Saturday, January 17, 2015

Playing on Dialogues

by Gary Berg-Cross

Atheists, skeptics and non-believers along with their issues are not often shown in a very positive light when presented to the public on either the big or small screens. They are often stereotyped as misanthropic, slightly angry doctors, "lost souls” clinging to unsatisfying rationality or perhaps something else distinctly attackable and mildly distasteful. A recent and notable exception is in the award-nominated biopic film The Theory of Everything (a theory on the birth and death of universe perhaps from “nothing”) which features seminal theoretical physicist-cosmologist Stephen Hawking.  

Hawking is a familiar stranger to most of us and wildly know author of A Brief History of Time, which is highlighted in the film along with his firm liberal and atheist stances.  It is impossible to ignore his never-give-in bravery in the face of illness and his honesty expressing controversial ideas.  His confidence and good, perhaps naughty, eye-twinkling humor while clashing with his Christian wife makes him very fully human.  These dialogues includes:

Wife "What's cosmology?"
Stephen "Religion for intelligent atheists."

Wife persisting but interestingly "What do cosmologists worship?"
Stephen "A single unifying equation that explains everything in the universe."

Later at  Stephen’s family home dinner includes "You've never said why you don't believe in God."
Stephen "A physicist can't allow his calculations to be muddled by belief in a supernatural creator,"
Wife gets the last word "Sounds less of an argument against God than against physicists."

His humble humanity makes it hard to generate that fear-disgust reaction in the heart of believers. It is great to see this cinematic approach to not only hard science but also secular human values.

Besides this movie we have locally at the Anacostia Playhouse Theatre, a Sharpstick Productions of three plays written by Harrison Murphy and directed by Jim Giradi that take on some of these atheist-religious debates. Called Red High Heels and running from Jan 15-24 we are offered 3 one-acts that helicopter over differing perspectives.  It's a dialog feast and more than one can take in with a single viewing, but hopefully it will stay around and let repeat visits.

We start at a Bar as a middle aged man is having (by chance - randomness is a theme is these, so expect some surprises all is not as usual) a very bad day.  He is joined by a younger man, perhaps a younger version of himself, full of fight and confidence. He counsels toughness from a youthful, peanut-eating perspective.  They are quickly joined by an older man/version, perhaps from our protagonist’s future self who underlines alternate perspectives and counsels a wisdom that is the residue of living, which allows us to understand what is really important.

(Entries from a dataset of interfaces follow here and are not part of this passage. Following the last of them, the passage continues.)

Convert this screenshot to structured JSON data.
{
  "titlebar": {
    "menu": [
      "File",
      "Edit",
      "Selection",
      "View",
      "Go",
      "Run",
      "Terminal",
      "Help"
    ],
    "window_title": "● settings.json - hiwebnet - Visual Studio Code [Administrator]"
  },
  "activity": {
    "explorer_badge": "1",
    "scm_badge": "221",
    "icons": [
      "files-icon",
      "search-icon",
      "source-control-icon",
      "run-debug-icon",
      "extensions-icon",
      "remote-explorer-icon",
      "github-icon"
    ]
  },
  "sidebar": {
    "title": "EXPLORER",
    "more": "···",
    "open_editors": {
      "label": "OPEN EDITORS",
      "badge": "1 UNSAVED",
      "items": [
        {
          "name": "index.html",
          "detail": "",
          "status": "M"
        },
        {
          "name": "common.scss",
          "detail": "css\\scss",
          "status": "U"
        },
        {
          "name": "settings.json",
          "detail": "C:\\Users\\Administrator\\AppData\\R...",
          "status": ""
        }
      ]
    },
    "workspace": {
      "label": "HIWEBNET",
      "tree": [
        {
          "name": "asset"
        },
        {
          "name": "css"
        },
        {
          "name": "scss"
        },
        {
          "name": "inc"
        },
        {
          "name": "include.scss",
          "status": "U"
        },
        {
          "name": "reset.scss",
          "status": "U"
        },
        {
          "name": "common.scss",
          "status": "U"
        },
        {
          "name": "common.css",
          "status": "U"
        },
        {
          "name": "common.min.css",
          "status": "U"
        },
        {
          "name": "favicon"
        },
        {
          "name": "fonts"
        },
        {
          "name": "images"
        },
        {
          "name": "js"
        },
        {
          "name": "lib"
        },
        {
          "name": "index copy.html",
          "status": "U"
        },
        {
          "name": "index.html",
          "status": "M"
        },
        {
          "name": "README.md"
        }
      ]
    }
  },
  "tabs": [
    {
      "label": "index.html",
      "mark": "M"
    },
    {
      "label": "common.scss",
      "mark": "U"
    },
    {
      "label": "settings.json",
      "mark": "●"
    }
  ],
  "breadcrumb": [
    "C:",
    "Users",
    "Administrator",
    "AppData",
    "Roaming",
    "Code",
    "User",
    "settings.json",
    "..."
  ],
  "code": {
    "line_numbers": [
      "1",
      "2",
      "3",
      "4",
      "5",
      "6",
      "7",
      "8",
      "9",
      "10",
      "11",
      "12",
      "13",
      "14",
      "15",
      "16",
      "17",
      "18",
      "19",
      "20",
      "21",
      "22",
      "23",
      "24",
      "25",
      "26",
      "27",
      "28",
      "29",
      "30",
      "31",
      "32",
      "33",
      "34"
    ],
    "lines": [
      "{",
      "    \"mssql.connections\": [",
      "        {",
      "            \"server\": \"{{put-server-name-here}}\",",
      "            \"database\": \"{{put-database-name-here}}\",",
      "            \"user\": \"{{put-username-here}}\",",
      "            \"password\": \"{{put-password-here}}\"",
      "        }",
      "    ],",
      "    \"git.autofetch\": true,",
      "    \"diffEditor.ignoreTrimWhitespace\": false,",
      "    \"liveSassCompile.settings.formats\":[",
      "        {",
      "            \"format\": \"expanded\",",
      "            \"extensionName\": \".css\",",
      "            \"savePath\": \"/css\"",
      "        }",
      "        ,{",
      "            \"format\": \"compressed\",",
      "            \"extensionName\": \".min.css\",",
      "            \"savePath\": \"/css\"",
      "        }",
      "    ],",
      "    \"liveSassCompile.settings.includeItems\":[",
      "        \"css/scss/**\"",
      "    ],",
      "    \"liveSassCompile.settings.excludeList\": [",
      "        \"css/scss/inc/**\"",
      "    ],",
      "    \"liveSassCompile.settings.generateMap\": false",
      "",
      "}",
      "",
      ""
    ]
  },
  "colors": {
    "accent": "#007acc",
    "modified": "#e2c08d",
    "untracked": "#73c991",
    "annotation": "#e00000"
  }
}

Play 2, Vignettes, moves from this intimate setting to the more public and impersonal and often frustrating one of waiting in an airport.  We move from friendly counselling to pairs of people falling into arguments.  A wide range of types and generations are here, flawed people in recognizable situations, including a comic relief, story-telling grandpa that leads us on an improbably journey trying to entertain (impress?) his grandson, a business man having an argument via cell phone, a prof and daughter who are stumble into the most bonding conversation as she leaves for college, and a lay preacher and hiking enthusiast with a bit of Hawking’s light humor touch sparring with a hard-headed lawyer.  

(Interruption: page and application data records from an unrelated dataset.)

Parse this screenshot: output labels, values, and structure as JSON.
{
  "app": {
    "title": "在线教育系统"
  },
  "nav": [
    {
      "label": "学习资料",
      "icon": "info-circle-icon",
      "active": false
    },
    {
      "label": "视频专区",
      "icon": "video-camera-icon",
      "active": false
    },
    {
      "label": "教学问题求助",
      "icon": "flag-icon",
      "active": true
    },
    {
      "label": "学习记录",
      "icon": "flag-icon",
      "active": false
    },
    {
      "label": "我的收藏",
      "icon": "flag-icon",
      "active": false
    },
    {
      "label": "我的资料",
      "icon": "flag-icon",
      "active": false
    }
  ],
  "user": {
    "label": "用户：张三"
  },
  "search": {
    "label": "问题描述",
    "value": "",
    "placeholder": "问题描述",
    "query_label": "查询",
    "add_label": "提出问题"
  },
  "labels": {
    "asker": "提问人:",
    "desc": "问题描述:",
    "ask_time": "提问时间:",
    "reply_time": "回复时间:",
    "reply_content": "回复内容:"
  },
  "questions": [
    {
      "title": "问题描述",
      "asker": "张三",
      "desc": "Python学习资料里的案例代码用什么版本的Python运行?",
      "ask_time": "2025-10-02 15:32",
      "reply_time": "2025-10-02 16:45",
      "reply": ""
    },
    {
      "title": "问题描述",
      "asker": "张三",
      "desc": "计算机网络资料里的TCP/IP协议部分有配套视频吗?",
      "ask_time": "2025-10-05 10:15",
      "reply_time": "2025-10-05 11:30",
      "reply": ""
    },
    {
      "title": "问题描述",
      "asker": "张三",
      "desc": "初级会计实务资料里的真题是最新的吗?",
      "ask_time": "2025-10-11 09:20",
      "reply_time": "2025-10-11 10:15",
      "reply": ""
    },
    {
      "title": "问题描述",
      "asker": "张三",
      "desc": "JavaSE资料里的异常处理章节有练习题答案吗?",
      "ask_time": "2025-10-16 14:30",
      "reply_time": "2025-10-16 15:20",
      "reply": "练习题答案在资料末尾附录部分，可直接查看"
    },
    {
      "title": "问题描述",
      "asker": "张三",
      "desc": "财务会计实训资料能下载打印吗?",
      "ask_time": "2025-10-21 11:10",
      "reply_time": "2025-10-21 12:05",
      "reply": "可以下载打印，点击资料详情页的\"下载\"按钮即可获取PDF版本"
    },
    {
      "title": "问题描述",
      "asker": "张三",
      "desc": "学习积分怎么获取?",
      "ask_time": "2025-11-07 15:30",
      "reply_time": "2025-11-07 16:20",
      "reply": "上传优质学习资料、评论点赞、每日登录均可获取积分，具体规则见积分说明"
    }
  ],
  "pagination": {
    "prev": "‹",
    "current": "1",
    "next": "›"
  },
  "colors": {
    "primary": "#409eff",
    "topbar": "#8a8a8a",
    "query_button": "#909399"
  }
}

These are morally ambiguous, conflicted characters, flawed but believable folk.  Various characters introduce us to their philosophic perspectives and how they make sense of the world.  It’s about path finding, staying on track, or belief in guiding forces, but their lives are all over the landscape and lunge off track as they are all lead into a plane to take them away on a new direction. Who is steering things anyway?

This sets the stage for the final play which finds new people on a new flight with a mysterious Blue Box. It's a bit of a Hitchcock macguffin-type plot appropriate for the mysterious atmospheres generated in the plays.  But a single discovery and the evidence in the Box prove if God exists or not.  You are invited to guess as to the nature of proof. Here the extremes of debate are represented by a new-style, no holds barred Atheist, as for no quarter in conflict with a judicial Theist giving no solace except to say that Faith is the answer. 

In between we hear from professionals (Psychologist, Philosopher, and Anthropologist) as well as a Zen Buddhist as they argue whether the box should be opened.  We hear them argue their perspective of the issues in short segments. Along the way the play explores ideas about objectivity and subjectivity in our perspective beliefs, how context affects even a philosopher’s views, how intellectual passions can lead to emotional ones and more. 

As in the Hawking movie you may not learn enough about Space Time Singularity or Black Holes to write a book after watching these plays but its about the clarity of the interdisciplinary arguments. You gain into the issues and how they are discussed. The play's cosmologist shows the passions that stir up person like Stephan Hawing and perhaps an Atheist partner.You may know enough to be wary of Schrodinger's cat and Pandora's box. 

As an extra feature after the plays there is a 20 minute talkback session to hear from the audience.  These are run by people who are astrophysicists or philosophers and the like.  I was the Psychologist representative for the opening night and our after play conversation might have gone on for an hour.  

No comments: